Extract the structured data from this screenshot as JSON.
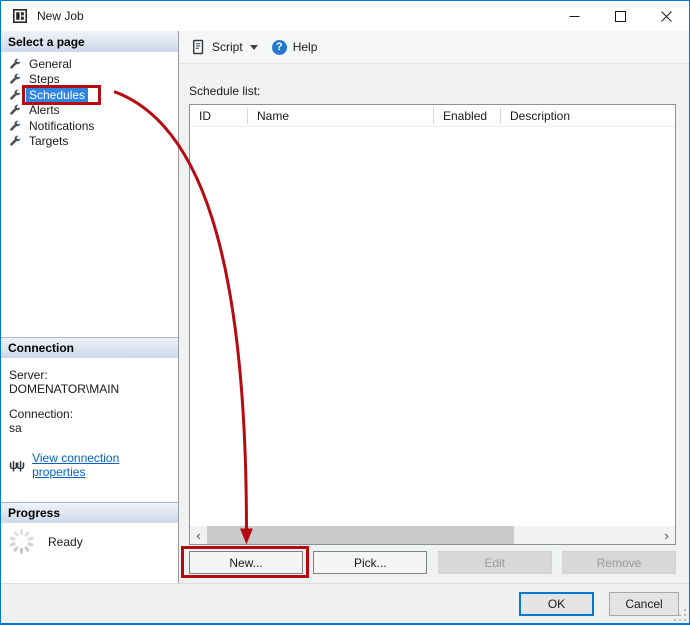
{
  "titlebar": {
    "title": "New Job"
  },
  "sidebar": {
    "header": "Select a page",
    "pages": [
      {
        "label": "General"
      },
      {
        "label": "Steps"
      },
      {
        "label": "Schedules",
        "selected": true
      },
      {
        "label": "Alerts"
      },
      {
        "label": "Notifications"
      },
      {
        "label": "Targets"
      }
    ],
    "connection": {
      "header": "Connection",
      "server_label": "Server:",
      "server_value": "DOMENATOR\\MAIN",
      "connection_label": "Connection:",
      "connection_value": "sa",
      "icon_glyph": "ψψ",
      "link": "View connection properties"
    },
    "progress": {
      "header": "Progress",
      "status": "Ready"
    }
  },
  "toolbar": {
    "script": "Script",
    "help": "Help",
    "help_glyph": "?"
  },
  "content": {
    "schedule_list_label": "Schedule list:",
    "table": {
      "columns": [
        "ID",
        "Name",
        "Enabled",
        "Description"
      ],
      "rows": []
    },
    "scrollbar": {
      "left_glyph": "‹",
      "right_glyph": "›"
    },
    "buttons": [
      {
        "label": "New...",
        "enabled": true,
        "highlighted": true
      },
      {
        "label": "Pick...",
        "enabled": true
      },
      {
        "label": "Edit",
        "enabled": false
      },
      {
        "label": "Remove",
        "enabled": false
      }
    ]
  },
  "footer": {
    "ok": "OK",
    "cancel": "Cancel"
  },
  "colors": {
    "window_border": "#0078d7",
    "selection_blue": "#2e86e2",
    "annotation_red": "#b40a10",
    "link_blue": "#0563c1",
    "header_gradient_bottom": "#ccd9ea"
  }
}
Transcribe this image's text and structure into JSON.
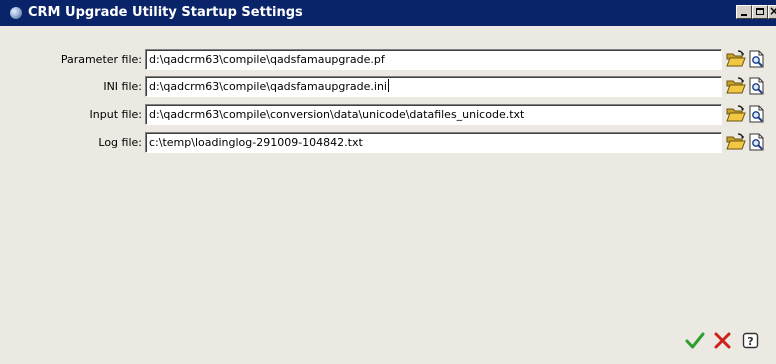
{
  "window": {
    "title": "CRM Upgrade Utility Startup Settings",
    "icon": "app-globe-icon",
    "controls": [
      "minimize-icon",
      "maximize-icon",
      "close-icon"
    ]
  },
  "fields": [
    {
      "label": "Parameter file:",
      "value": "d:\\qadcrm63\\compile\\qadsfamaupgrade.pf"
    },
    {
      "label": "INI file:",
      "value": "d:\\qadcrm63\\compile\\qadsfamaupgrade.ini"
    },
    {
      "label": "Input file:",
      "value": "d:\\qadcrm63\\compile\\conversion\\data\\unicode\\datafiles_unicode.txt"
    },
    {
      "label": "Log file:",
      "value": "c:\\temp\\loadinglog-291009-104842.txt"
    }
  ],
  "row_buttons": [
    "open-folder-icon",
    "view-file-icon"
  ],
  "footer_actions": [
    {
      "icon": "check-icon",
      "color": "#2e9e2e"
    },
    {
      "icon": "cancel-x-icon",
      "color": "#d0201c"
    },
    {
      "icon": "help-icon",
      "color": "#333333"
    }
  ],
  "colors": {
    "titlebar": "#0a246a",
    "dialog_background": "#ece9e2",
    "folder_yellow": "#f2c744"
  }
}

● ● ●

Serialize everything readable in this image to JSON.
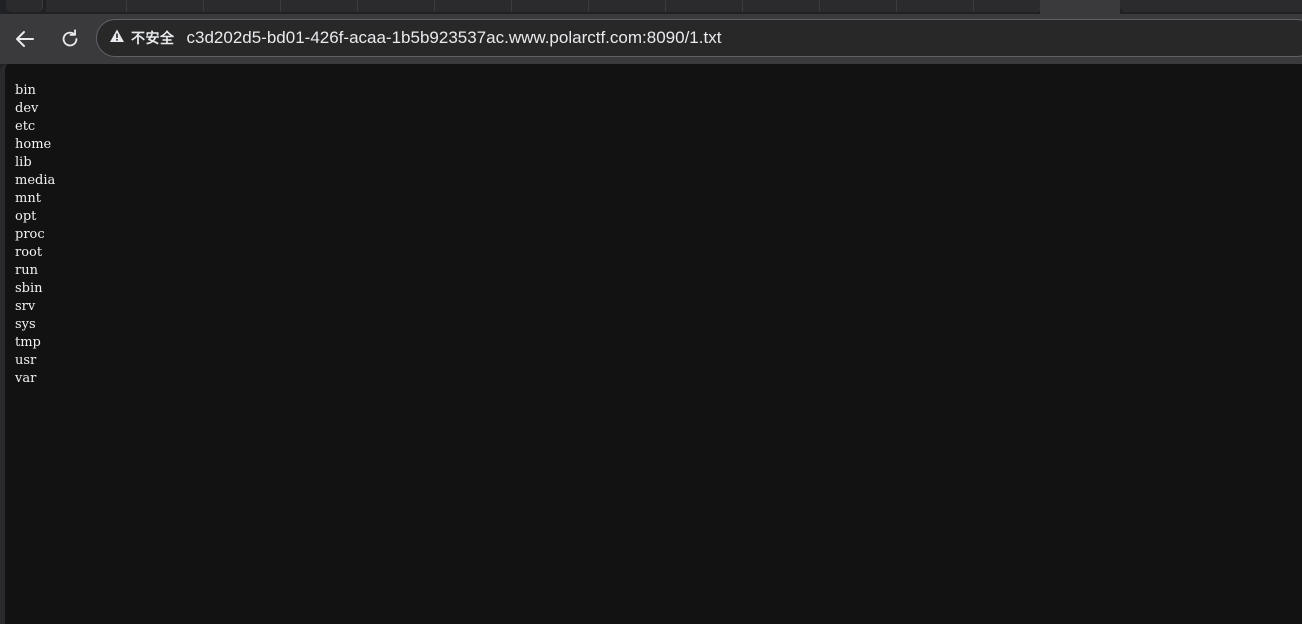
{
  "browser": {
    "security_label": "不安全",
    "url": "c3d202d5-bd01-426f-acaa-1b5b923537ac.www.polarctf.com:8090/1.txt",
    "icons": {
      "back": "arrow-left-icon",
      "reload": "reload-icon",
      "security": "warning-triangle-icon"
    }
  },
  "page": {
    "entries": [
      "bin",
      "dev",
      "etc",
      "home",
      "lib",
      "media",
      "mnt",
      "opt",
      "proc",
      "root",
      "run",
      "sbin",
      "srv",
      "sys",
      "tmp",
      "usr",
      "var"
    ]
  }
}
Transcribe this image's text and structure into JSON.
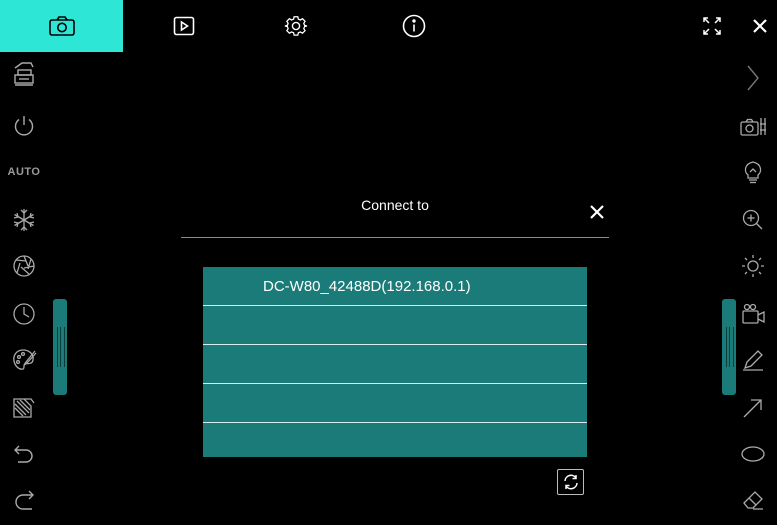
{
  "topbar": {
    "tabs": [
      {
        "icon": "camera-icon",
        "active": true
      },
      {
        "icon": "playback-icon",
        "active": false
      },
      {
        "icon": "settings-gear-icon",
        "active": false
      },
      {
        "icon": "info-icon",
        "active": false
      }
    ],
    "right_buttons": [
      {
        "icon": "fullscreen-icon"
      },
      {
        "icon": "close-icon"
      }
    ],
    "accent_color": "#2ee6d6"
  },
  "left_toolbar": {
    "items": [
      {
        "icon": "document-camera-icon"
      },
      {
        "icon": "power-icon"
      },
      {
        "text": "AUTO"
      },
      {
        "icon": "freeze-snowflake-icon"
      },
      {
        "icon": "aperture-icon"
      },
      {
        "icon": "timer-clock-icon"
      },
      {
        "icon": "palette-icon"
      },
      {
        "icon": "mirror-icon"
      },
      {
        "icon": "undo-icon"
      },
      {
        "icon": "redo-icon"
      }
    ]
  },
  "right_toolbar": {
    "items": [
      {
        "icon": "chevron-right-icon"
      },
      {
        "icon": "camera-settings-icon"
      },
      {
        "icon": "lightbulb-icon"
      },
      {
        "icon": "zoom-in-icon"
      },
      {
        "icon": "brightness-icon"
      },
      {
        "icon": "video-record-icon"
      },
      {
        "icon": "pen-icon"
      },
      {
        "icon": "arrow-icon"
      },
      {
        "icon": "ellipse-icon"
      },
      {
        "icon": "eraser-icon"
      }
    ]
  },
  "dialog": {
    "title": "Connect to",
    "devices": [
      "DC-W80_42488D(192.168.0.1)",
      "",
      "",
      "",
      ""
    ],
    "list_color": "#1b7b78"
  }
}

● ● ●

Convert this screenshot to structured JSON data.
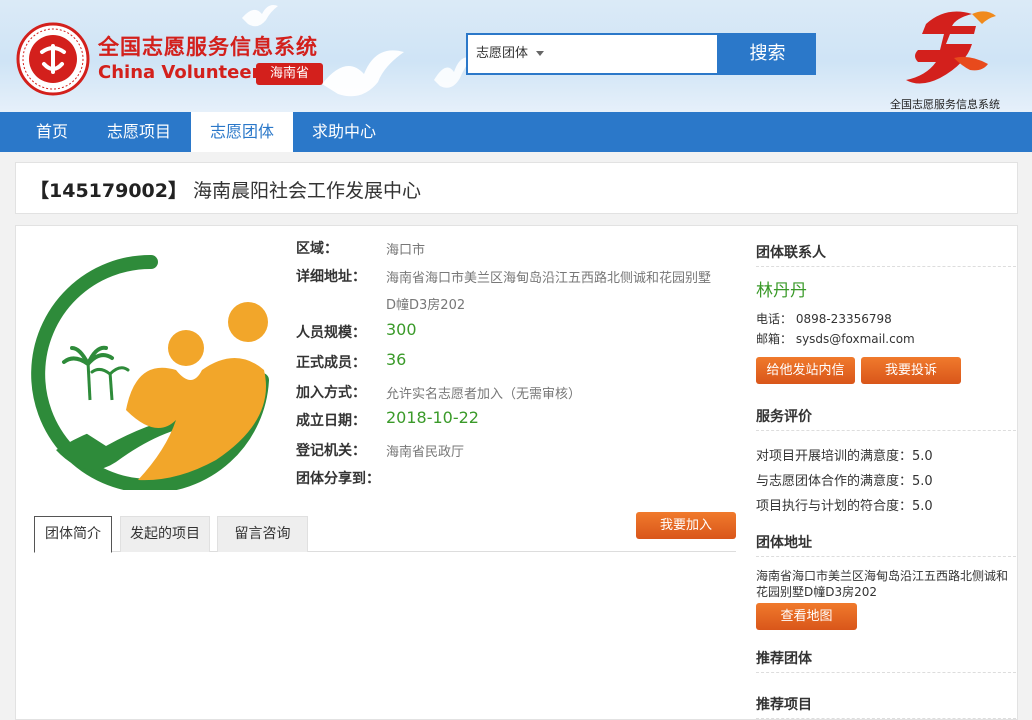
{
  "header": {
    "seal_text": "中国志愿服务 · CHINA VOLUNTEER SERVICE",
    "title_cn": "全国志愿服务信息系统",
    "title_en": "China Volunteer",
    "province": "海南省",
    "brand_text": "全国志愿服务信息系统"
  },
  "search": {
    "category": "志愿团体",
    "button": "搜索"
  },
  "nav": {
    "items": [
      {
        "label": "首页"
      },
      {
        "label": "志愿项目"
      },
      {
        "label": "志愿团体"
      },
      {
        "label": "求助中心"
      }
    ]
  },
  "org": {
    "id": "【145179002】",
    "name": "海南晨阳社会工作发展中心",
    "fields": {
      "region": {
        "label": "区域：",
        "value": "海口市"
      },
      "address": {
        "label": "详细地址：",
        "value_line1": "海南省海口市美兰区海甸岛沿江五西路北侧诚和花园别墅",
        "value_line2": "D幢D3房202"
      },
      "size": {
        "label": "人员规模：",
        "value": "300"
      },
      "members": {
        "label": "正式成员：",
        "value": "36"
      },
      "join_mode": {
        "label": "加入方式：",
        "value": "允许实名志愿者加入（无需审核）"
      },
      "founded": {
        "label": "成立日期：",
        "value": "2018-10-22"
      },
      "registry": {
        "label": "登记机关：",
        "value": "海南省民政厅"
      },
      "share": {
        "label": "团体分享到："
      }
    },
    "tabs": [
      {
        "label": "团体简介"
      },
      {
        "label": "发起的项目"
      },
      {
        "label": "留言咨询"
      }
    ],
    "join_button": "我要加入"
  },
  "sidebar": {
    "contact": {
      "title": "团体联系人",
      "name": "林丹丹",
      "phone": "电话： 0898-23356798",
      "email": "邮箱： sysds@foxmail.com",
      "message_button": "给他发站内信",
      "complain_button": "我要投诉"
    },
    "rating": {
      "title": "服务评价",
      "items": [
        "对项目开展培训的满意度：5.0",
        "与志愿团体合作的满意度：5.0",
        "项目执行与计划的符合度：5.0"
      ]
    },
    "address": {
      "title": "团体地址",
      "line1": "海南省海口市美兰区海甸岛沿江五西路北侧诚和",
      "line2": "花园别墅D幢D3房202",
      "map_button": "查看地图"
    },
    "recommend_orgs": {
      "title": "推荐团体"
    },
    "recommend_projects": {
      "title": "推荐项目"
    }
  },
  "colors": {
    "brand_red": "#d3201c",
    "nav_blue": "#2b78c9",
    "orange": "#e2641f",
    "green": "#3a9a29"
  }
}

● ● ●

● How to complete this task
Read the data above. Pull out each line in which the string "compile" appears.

● Expected output
      "value": "d:\\qadcrm63\\compile\\qadsfamaupgrade.pf"
      "value": "d:\\qadcrm63\\compile\\qadsfamaupgrade.ini"
      "value": "d:\\qadcrm63\\compile\\conversion\\data\\unicode\\datafiles_unicode.txt"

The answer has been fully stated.